Life in Alton in the 1940s was much different than it is today — in her book, “The Diploma Nurse: Her Shining Day, Her Fading Touch,” Jessie Glover Wilson describes that life as a nurse living and practicing in Alton.
Wilson says the area, as well as the life it offers, brought fond memories.
“I remember life at that time as quiet, safe and stable, with industrial growth edging forward and providing families a good living ... with good neighbors who were just like you,” she says. “I miss that.”
Her journey started at the Alton Memorial Hospital School of Nursing. Wilson obtained her bachelor’s degree at Shurtleff College and her master’s in nursing at Washington University. She later went back to Alton Memorial and taught there, as well as at the St. Joseph School of Nursing. She also directed the Lewis and Clark Community College associate degree program in 1970 and 1971. Wilson finished her career as vice president of Hannibal Regional Hospital.
“Nursing has been my life, in addition to my family and my faith,” she says.

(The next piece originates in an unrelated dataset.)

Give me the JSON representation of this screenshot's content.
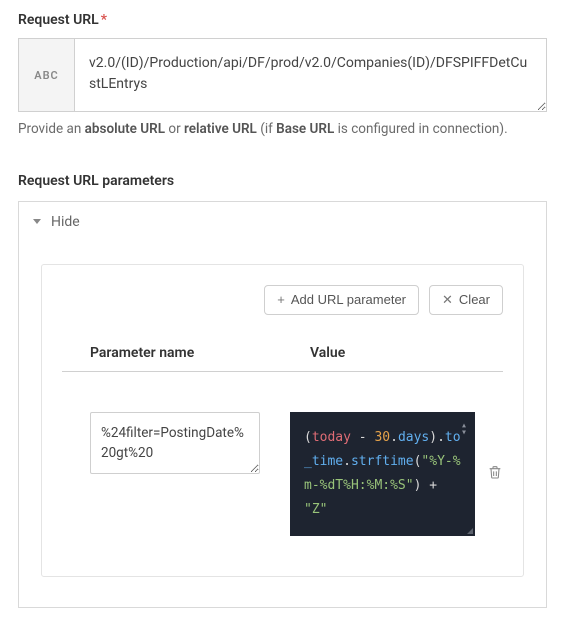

Wilson’s book reflects the experiences that she had throughout her nursing career in the thoughts and words of her character, a diploma nurse.
“Because of the unique times in which this nurse worked, I wanted her contribution to be etched in the minds and hearts of the public for whom she served so well,” Wilson said. “I lived my stories in this historical time, so it was my life experience that drove the writing.”
Although the book describes many of Wilson’s experiences, a few are held particularly close to her heart. One of them was during a time when infectious diseases were rampant and immunizations were not readily available.
“The complications were serious, and we had limited drugs to combat them,” Wilson said. “Our touch often made the difference.”
The other is during the beginning of a change in the medical profession’s treatment of mental illness.
“We lived on the grounds of mental hospitals for three months, learning about mentally ill patients,” Wilson said. “For someone who was only 18, my memories are still very vivid — we aided in shock therapy, without the therapy modalities we have today.”
Wilson has not lived in the Alton area for about four decades and says she greatly misses it.
“I miss the scenic and grand Mississippi River and the bluffs,” she said.
During recent visits, the area’s growth gave her joy.
“I was so proud of the outstanding nursing building at Lewis and Clark College,” Wilson said. “To think I had the honor to get that nursing program on solid ground, to meet with the present leaders and to see the amazing robotic mannequins and well-equipped labs and gorgeous buildings was overwhelming.”
She says the new innovations bring many more opportunities to an age-old and highly respected profession.
“They will enable the present-day student nurse to become more skilled and to be able to carry on the nurse’s touch that I so described in my book. With better means of teaching skills to the present-day nurse, the spirit of nursing I so feared was fading is returning and will be passed on.”
Today, Wilson is retired and involved in volunteer work. She facilitates a grief support program and trains people in her church to minister to hurting people.
“And, with my husband, Ron, I watch two grandsons play football and bake cookies with two granddaughters,” she said.
Wilson is also starting another book — this one is about those who have found life after grief.
In all of Jessie Glover Wilson’s journeys, she feels blessed and fortunate to see the development of a profession she cares for so deeply. She holds tightly to her memories of growing up in Alton.
“I owe much to this river town,” she said. “I want Alton to know how grateful I am for having been an Altonian.”
Jessie Wilson’s book, “The Diploma Nurse: Her Shining Day, Her Fading Touch,” can be purchased from Amazon or Barnes and Noble. It also can be purchased directly from her by calling (918) 369-0473.